Source information:
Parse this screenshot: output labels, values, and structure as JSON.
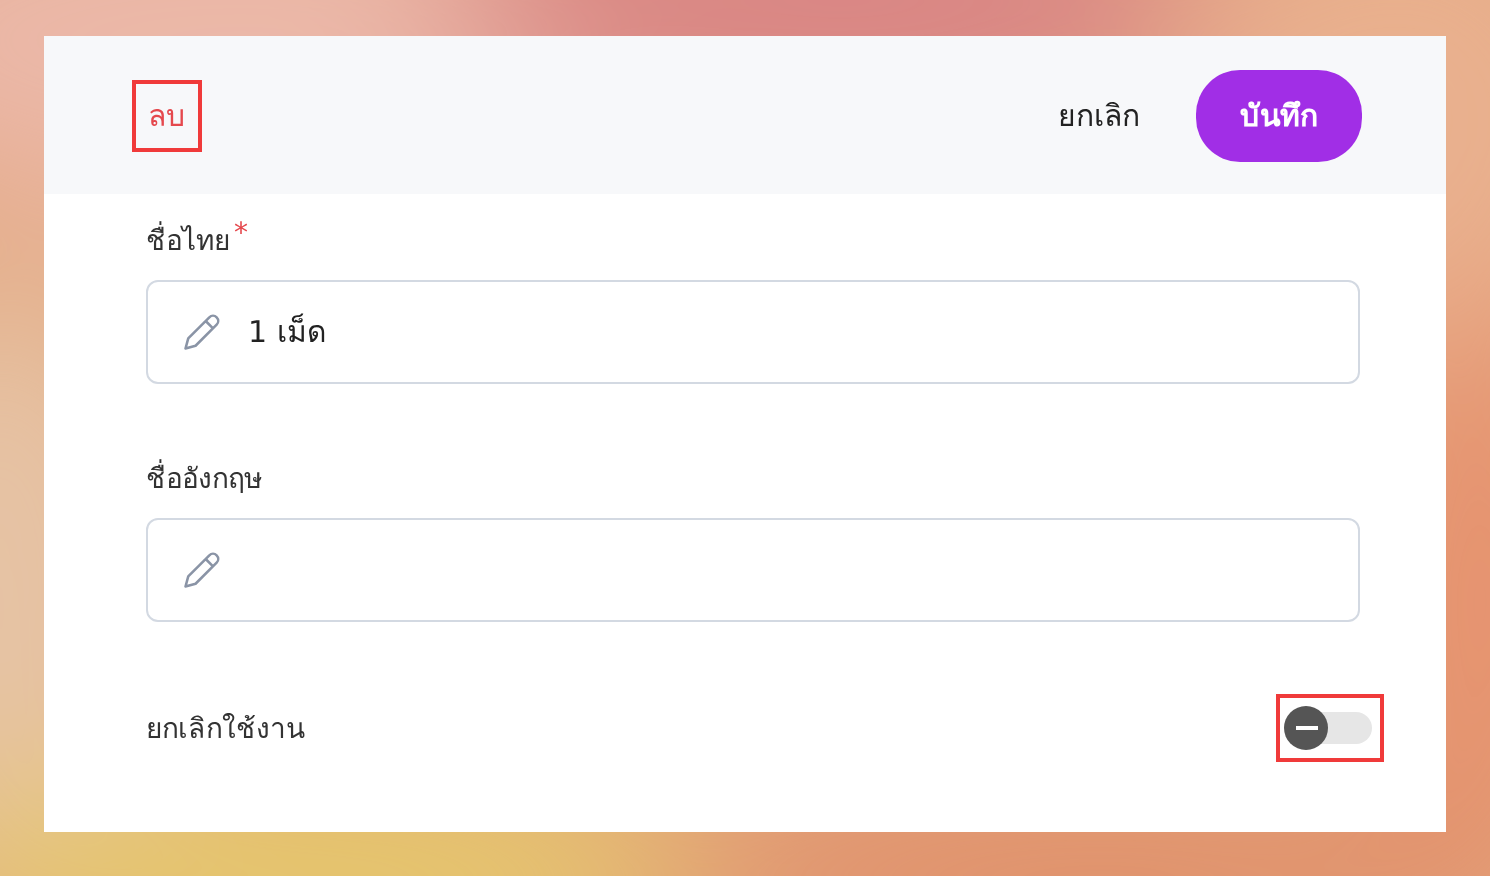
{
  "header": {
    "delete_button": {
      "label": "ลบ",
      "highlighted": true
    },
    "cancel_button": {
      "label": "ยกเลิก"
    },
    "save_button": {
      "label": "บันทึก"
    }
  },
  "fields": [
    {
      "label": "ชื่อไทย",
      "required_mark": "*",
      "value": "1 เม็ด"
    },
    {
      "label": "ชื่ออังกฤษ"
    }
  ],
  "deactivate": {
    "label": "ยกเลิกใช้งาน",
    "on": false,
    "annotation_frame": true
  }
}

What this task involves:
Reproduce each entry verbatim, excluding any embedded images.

Solution to this problem:
Parse this screenshot: output labels, values, and structure as JSON.
{
  "header": {
    "delete_button": {
      "label": "ลบ",
      "highlighted": true
    },
    "cancel_button": {
      "label": "ยกเลิก"
    },
    "save_button": {
      "label": "บันทึก"
    }
  },
  "fields": [
    {
      "label": "ชื่อไทย",
      "required_mark": "*",
      "value": "1 เม็ด"
    },
    {
      "label": "ชื่ออังกฤษ"
    }
  ],
  "deactivate": {
    "label": "ยกเลิกใช้งาน",
    "on": false,
    "annotation_frame": true
  }
}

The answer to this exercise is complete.